While I was fixing the basic and dangerous motor and track pickup wiring errors, I noticed two 3 pin connectors on the two small boards in the chassis.

hood wiring

Now I wondered what that 3 wire plug did. Looking at the two boards in the chassis, all they did is move the 3 lines from the left to the right. I measured the voltages on these 3 lines, and got ground, 5 volts constant, and 0 or 3 volts, 3 volts in forwards, which also lit the red classification leds at the front.

The long hood end has classification leds, but they never light.

Was looking pretty goofy. Looking more closely, there are 4 types of lights at each end of the loco.

1. number board lights - incandescent and run at 5 volts
2. porch lights, at the very bottom end of the shell, shining on the porch, also running at 5 volts, incandescent
3. "classification" lights, LEDs that seem to go red at the rear of the loco, depending on direction
4. headlights, dual LEDs.

By the way, the 5 volt 3 terminal series pass regulator is bolted to the chassis, you can see the black, white and blue wires.

Now looking further, it looks like a crazy man was in the design department for this loco.

Look at the left, long hood end. There are 4 wires:

1. ground
2. 5 volts for the number boards and porch lights
3. 3 volts for the classification LEDs
4. 3 volts for the headlights.

Makes sense, 3 circuits, plus 1 common equals 4 wires, all coming from the motherboard.

Now I looked at the right hand / short hood / front... same number of and type of lights.

BUT!!! There are only 3 wires going there, thus no way to have 3 circuits. Appears that there is:

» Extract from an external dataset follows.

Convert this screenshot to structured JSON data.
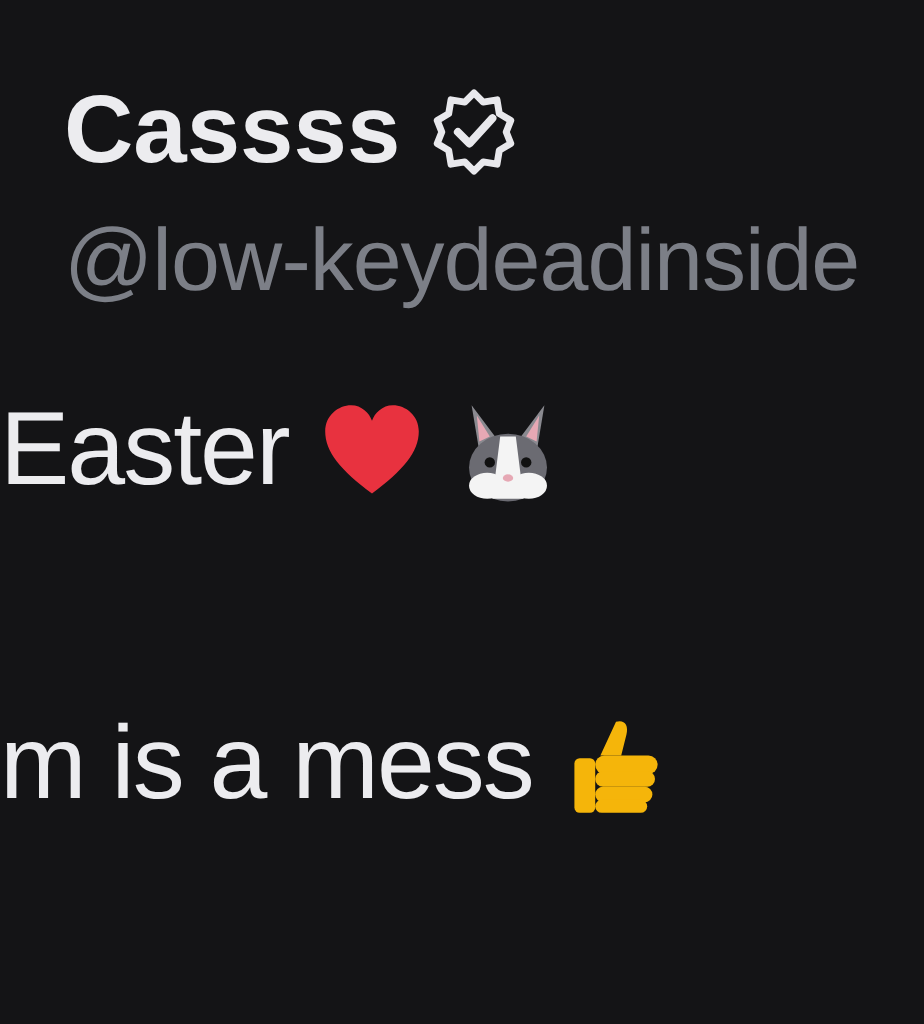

1. ground
2. number boards
3. headlights

Right off, there are 2 seemly idiotic differences, why not run 4 wires from the main board, and why is the porch light not in the same circuit as the number board lights just like the long hood end.

So, maybe they knocked some sense into the engineer who did this, but how it works is:

1. 3 wires come down from the main board on the left, brown, red, orange.
2. these 3 wires go into the 3 pin socket at the left
3. these 3 circuits run through 3 wires to the 3 pin socket on the right
4. another cable takes the 2 circuits up to the board in the short hood.

So, what is on these 2 circuits? 5 volts for the poor lonely porch light, and 3 volts for the classification lights, which due to the wrong wiring of the loco, light up red in forwards, and off in reverse.

Insanity! Why the heck did the short end not just have 4 wires like the long hood? Why not combine the porch light with the 5v for the number boards like on the long hood? Why in the heck add 2 more sets of wires between the chassis and shell?

Anyway, a simple fix is to just connect the 2 connectors together and bypass the chassis connections. Now you only have the regulator wire and main power cable between the chassis and shell.




Rewiring lighting for DCC

Next will be taking over the wiring of the lights for control by the decoder, right now the headlights are not functioning. So much for the Aristo socket, years of not testing it properly left us with this legacy, the last loco manufactured is a mess, mechanically, electrically, and even parts quality (motors).


Socket wiring issues

The picture below reflects my friend's SD45, finding out that the headlight pins on the socket were not connected to anything!

 Oops! now the lights were reversed.. Aristo apparently connected the headlights to the motor outputs, not to the dedicated pins in THEIR SOCKET.

So, you have to solder wires to the pins on the underside of the board for the front and rear headlights: